The Independent Institute of Lay Adventists of Kigali (Inilak) has started a programme to document the 1994 Genocide against the Tutsi.
This was disclosed on Thursday during an event to mark the 20th commemoration of the Genocide which took place at the Inilak-Rwamagana campus.
The event began with a six-kilometre Walk to Remember involving university students, local leaders and residents from the campus to Kigabiro memorial site.
The Rector of the institute, Dr Jean Ngamije, said the university had embarked on a long-term programme to write down the history that led to the Genocide.
Ngamije said the documentation will help Rwandans learn from the Genocide and ensure similar atrocities never happen again in the country.
"We all know that genocide does not happen spontaneously. It is calculated and takes time to implement. If we can understand and interpret the warning signs with sufficient clarity and act in a decisive way, we can prevent it," Ngamije said.
Inilak has built monuments in all its campuses in honour of the Genocide victims.
"We are working closely with renowned historians to give our students lectures on the history of the Genocide," Ngamije said.
Jean Damascene Rwasamirira, a Rwandan historian with vast knowledge in the country's socio-political history, commended the initiative.
Rwasamirira said Rwanda was a victim of bad leaders that worked as puppets of the colonialists.
"Rwanda has passed through a number of challenges since the pre-colonial era. It all worsened when the infamous Berlin Conference was held.
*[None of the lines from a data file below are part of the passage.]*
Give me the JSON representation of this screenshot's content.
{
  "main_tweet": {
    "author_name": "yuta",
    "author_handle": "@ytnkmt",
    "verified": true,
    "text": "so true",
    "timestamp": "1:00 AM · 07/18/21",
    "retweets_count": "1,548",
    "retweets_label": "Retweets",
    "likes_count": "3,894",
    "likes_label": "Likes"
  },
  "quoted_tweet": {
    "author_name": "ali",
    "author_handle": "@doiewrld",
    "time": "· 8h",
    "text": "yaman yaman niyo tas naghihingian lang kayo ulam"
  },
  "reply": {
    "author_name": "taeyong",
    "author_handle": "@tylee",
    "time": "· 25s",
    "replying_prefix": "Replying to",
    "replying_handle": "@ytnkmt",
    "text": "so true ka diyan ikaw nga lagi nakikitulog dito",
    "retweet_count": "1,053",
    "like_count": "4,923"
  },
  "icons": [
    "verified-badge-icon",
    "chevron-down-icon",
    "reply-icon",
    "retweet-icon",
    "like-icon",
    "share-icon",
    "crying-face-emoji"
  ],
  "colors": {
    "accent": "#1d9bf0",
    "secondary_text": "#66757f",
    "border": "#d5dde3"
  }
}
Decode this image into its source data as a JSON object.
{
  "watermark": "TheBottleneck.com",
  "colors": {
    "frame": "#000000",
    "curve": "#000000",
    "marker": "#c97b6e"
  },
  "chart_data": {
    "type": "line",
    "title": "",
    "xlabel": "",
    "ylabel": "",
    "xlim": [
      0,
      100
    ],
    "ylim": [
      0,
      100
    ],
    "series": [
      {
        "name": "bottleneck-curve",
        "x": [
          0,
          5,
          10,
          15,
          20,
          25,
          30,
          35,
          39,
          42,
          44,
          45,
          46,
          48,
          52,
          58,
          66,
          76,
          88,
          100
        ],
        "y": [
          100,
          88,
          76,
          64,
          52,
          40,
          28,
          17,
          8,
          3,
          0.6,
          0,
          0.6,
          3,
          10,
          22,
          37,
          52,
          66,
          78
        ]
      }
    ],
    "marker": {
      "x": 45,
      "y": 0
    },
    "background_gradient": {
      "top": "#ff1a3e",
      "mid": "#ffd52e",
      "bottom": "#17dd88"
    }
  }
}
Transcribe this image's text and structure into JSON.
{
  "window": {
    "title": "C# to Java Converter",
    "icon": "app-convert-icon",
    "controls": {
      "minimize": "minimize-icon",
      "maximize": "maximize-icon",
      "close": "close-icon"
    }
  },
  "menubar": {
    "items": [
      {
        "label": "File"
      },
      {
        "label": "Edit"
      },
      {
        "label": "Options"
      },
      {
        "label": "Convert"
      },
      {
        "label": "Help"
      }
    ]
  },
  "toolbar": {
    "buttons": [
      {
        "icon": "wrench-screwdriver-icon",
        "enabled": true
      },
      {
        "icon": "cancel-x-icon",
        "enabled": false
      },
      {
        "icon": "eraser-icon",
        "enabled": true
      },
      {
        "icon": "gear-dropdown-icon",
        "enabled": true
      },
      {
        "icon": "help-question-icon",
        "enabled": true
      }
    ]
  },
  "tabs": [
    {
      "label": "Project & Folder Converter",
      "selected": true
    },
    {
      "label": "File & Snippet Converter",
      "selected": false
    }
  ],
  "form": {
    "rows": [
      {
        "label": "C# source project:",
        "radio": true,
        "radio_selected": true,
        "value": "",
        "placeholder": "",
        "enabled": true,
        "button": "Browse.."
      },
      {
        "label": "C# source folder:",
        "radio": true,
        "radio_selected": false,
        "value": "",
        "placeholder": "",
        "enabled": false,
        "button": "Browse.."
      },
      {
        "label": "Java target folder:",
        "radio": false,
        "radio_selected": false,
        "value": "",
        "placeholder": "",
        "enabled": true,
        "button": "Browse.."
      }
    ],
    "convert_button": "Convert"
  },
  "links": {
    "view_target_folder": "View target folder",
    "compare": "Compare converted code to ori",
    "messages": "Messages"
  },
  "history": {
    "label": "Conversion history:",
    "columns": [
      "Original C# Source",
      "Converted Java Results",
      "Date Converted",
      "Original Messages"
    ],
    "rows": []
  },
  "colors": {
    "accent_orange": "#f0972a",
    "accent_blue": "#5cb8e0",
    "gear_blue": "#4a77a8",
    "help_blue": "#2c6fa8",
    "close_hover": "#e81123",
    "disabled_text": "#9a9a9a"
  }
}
That this institution will teach the students the country's history is a positive step in turning around the future of the country," said the one-time legislator.
The event was also attended by the Governor of Eastern Province, Odette Uwamariya, who promised to assist the university achieve its objectives.
At least 80,000 Tutsi were murdered in Rwamgana District alone during the Genocide.